# Supplied data
_ _ _ _ _
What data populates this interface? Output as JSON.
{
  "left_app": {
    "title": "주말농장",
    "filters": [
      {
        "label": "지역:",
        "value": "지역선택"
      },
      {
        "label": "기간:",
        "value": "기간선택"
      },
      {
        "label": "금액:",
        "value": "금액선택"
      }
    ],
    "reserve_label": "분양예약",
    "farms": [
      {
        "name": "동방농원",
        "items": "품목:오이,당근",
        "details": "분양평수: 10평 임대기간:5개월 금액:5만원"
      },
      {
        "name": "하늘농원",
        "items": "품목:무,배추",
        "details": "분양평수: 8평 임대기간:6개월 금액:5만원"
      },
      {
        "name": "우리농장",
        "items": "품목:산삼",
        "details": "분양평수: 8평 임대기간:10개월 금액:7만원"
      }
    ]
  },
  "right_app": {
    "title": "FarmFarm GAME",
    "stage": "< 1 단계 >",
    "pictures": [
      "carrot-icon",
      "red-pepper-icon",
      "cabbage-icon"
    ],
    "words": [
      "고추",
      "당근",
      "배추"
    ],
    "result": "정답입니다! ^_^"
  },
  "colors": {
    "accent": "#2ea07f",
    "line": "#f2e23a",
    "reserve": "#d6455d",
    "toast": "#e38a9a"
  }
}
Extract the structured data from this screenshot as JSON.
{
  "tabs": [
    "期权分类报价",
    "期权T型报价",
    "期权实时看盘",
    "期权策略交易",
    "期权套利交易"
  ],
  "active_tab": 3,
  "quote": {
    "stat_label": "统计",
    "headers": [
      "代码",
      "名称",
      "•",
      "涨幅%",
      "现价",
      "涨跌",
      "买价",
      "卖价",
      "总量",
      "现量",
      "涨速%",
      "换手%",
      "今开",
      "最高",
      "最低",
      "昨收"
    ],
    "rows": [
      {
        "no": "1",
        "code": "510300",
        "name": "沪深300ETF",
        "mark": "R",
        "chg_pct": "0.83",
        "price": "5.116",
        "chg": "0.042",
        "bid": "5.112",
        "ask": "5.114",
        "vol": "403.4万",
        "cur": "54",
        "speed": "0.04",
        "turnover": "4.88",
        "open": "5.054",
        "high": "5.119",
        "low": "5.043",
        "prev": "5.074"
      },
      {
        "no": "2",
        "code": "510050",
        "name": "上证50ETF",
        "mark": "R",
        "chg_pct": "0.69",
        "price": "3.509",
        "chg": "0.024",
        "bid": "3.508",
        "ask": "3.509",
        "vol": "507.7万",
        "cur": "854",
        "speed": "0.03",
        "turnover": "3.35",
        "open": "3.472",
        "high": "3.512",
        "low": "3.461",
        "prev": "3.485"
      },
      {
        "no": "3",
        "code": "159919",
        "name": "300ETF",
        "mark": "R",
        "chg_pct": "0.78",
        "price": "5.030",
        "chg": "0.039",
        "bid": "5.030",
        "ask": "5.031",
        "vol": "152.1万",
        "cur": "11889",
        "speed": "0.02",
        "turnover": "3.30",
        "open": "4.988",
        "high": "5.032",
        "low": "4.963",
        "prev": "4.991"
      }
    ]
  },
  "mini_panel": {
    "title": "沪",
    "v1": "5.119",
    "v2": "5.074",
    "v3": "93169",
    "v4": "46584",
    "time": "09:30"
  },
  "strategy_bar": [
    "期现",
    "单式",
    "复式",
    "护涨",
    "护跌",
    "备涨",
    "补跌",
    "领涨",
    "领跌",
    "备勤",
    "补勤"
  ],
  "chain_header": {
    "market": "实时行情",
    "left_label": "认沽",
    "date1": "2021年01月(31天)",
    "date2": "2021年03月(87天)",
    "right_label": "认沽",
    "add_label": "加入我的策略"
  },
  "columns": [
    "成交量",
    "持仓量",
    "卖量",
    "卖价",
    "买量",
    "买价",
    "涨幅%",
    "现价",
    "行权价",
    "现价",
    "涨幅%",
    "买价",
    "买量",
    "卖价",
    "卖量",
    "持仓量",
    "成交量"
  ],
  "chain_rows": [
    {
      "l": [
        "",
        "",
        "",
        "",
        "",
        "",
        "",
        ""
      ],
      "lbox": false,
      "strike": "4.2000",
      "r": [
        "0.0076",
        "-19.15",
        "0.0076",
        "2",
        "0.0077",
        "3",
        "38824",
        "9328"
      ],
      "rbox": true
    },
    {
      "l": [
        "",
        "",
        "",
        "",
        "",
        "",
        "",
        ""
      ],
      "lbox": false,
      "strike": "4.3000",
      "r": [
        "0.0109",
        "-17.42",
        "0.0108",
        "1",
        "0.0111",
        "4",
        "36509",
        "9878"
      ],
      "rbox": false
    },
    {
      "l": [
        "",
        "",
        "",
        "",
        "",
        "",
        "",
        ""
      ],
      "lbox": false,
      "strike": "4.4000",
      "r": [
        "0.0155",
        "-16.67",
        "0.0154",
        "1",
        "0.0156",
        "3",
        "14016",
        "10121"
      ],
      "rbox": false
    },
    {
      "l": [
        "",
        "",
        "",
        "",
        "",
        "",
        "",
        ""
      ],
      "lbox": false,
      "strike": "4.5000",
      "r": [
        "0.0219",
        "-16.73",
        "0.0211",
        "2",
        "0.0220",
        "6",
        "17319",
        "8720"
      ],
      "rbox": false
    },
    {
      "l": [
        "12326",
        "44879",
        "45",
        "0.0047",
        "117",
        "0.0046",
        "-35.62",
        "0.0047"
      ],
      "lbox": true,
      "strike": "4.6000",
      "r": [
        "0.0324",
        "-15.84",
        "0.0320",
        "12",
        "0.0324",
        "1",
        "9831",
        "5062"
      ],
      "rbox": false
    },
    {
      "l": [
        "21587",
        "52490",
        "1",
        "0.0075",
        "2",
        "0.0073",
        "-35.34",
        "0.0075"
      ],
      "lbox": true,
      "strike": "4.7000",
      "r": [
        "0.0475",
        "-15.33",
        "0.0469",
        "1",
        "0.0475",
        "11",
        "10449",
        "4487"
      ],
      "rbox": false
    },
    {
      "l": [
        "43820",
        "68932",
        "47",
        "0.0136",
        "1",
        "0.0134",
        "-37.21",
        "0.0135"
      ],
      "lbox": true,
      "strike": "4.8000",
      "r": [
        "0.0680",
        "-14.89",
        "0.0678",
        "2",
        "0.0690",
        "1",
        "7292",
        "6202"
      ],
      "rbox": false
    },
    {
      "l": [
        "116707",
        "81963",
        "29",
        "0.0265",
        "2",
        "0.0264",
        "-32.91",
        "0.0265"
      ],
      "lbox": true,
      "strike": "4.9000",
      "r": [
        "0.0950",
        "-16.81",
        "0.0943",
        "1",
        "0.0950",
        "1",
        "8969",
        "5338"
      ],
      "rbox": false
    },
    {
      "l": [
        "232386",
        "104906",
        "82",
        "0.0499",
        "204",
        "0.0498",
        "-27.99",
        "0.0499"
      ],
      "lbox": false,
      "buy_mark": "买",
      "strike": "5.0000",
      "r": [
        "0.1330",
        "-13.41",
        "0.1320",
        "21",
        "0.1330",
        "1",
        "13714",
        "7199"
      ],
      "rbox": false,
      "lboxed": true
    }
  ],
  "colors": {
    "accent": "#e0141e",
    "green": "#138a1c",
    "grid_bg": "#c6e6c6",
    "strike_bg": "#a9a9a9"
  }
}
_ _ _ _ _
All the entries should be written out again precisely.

# Response to the exercise
What data populates this interface? Output as JSON.
{
  "left_app": {
    "title": "주말농장",
    "filters": [
      {
        "label": "지역:",
        "value": "지역선택"
      },
      {
        "label": "기간:",
        "value": "기간선택"
      },
      {
        "label": "금액:",
        "value": "금액선택"
      }
    ],
    "reserve_label": "분양예약",
    "farms": [
      {
        "name": "동방농원",
        "items": "품목:오이,당근",
        "details": "분양평수: 10평 임대기간:5개월 금액:5만원"
      },
      {
        "name": "하늘농원",
        "items": "품목:무,배추",
        "details": "분양평수: 8평 임대기간:6개월 금액:5만원"
      },
      {
        "name": "우리농장",
        "items": "품목:산삼",
        "details": "분양평수: 8평 임대기간:10개월 금액:7만원"
      }
    ]
  },
  "right_app": {
    "title": "FarmFarm GAME",
    "stage": "< 1 단계 >",
    "pictures": [
      "carrot-icon",
      "red-pepper-icon",
      "cabbage-icon"
    ],
    "words": [
      "고추",
      "당근",
      "배추"
    ],
    "result": "정답입니다! ^_^"
  },
  "colors": {
    "accent": "#2ea07f",
    "line": "#f2e23a",
    "reserve": "#d6455d",
    "toast": "#e38a9a"
  }
}
Extract the structured data from this screenshot as JSON.
{
  "tabs": [
    "期权分类报价",
    "期权T型报价",
    "期权实时看盘",
    "期权策略交易",
    "期权套利交易"
  ],
  "active_tab": 3,
  "quote": {
    "stat_label": "统计",
    "headers": [
      "代码",
      "名称",
      "•",
      "涨幅%",
      "现价",
      "涨跌",
      "买价",
      "卖价",
      "总量",
      "现量",
      "涨速%",
      "换手%",
      "今开",
      "最高",
      "最低",
      "昨收"
    ],
    "rows": [
      {
        "no": "1",
        "code": "510300",
        "name": "沪深300ETF",
        "mark": "R",
        "chg_pct": "0.83",
        "price": "5.116",
        "chg": "0.042",
        "bid": "5.112",
        "ask": "5.114",
        "vol": "403.4万",
        "cur": "54",
        "speed": "0.04",
        "turnover": "4.88",
        "open": "5.054",
        "high": "5.119",
        "low": "5.043",
        "prev": "5.074"
      },
      {
        "no": "2",
        "code": "510050",
        "name": "上证50ETF",
        "mark": "R",
        "chg_pct": "0.69",
        "price": "3.509",
        "chg": "0.024",
        "bid": "3.508",
        "ask": "3.509",
        "vol": "507.7万",
        "cur": "854",
        "speed": "0.03",
        "turnover": "3.35",
        "open": "3.472",
        "high": "3.512",
        "low": "3.461",
        "prev": "3.485"
      },
      {
        "no": "3",
        "code": "159919",
        "name": "300ETF",
        "mark": "R",
        "chg_pct": "0.78",
        "price": "5.030",
        "chg": "0.039",
        "bid": "5.030",
        "ask": "5.031",
        "vol": "152.1万",
        "cur": "11889",
        "speed": "0.02",
        "turnover": "3.30",
        "open": "4.988",
        "high": "5.032",
        "low": "4.963",
        "prev": "4.991"
      }
    ]
  },
  "mini_panel": {
    "title": "沪",
    "v1": "5.119",
    "v2": "5.074",
    "v3": "93169",
    "v4": "46584",
    "time": "09:30"
  },
  "strategy_bar": [
    "期现",
    "单式",
    "复式",
    "护涨",
    "护跌",
    "备涨",
    "补跌",
    "领涨",
    "领跌",
    "备勤",
    "补勤"
  ],
  "chain_header": {
    "market": "实时行情",
    "left_label": "认沽",
    "date1": "2021年01月(31天)",
    "date2": "2021年03月(87天)",
    "right_label": "认沽",
    "add_label": "加入我的策略"
  },
  "columns": [
    "成交量",
    "持仓量",
    "卖量",
    "卖价",
    "买量",
    "买价",
    "涨幅%",
    "现价",
    "行权价",
    "现价",
    "涨幅%",
    "买价",
    "买量",
    "卖价",
    "卖量",
    "持仓量",
    "成交量"
  ],
  "chain_rows": [
    {
      "l": [
        "",
        "",
        "",
        "",
        "",
        "",
        "",
        ""
      ],
      "lbox": false,
      "strike": "4.2000",
      "r": [
        "0.0076",
        "-19.15",
        "0.0076",
        "2",
        "0.0077",
        "3",
        "38824",
        "9328"
      ],
      "rbox": true
    },
    {
      "l": [
        "",
        "",
        "",
        "",
        "",
        "",
        "",
        ""
      ],
      "lbox": false,
      "strike": "4.3000",
      "r": [
        "0.0109",
        "-17.42",
        "0.0108",
        "1",
        "0.0111",
        "4",
        "36509",
        "9878"
      ],
      "rbox": false
    },
    {
      "l": [
        "",
        "",
        "",
        "",
        "",
        "",
        "",
        ""
      ],
      "lbox": false,
      "strike": "4.4000",
      "r": [
        "0.0155",
        "-16.67",
        "0.0154",
        "1",
        "0.0156",
        "3",
        "14016",
        "10121"
      ],
      "rbox": false
    },
    {
      "l": [
        "",
        "",
        "",
        "",
        "",
        "",
        "",
        ""
      ],
      "lbox": false,
      "strike": "4.5000",
      "r": [
        "0.0219",
        "-16.73",
        "0.0211",
        "2",
        "0.0220",
        "6",
        "17319",
        "8720"
      ],
      "rbox": false
    },
    {
      "l": [
        "12326",
        "44879",
        "45",
        "0.0047",
        "117",
        "0.0046",
        "-35.62",
        "0.0047"
      ],
      "lbox": true,
      "strike": "4.6000",
      "r": [
        "0.0324",
        "-15.84",
        "0.0320",
        "12",
        "0.0324",
        "1",
        "9831",
        "5062"
      ],
      "rbox": false
    },
    {
      "l": [
        "21587",
        "52490",
        "1",
        "0.0075",
        "2",
        "0.0073",
        "-35.34",
        "0.0075"
      ],
      "lbox": true,
      "strike": "4.7000",
      "r": [
        "0.0475",
        "-15.33",
        "0.0469",
        "1",
        "0.0475",
        "11",
        "10449",
        "4487"
      ],
      "rbox": false
    },
    {
      "l": [
        "43820",
        "68932",
        "47",
        "0.0136",
        "1",
        "0.0134",
        "-37.21",
        "0.0135"
      ],
      "lbox": true,
      "strike": "4.8000",
      "r": [
        "0.0680",
        "-14.89",
        "0.0678",
        "2",
        "0.0690",
        "1",
        "7292",
        "6202"
      ],
      "rbox": false
    },
    {
      "l": [
        "116707",
        "81963",
        "29",
        "0.0265",
        "2",
        "0.0264",
        "-32.91",
        "0.0265"
      ],
      "lbox": true,
      "strike": "4.9000",
      "r": [
        "0.0950",
        "-16.81",
        "0.0943",
        "1",
        "0.0950",
        "1",
        "8969",
        "5338"
      ],
      "rbox": false
    },
    {
      "l": [
        "232386",
        "104906",
        "82",
        "0.0499",
        "204",
        "0.0498",
        "-27.99",
        "0.0499"
      ],
      "lbox": false,
      "buy_mark": "买",
      "strike": "5.0000",
      "r": [
        "0.1330",
        "-13.41",
        "0.1320",
        "21",
        "0.1330",
        "1",
        "13714",
        "7199"
      ],
      "rbox": false,
      "lboxed": true
    }
  ],
  "colors": {
    "accent": "#e0141e",
    "green": "#138a1c",
    "grid_bg": "#c6e6c6",
    "strike_bg": "#a9a9a9"
  }
}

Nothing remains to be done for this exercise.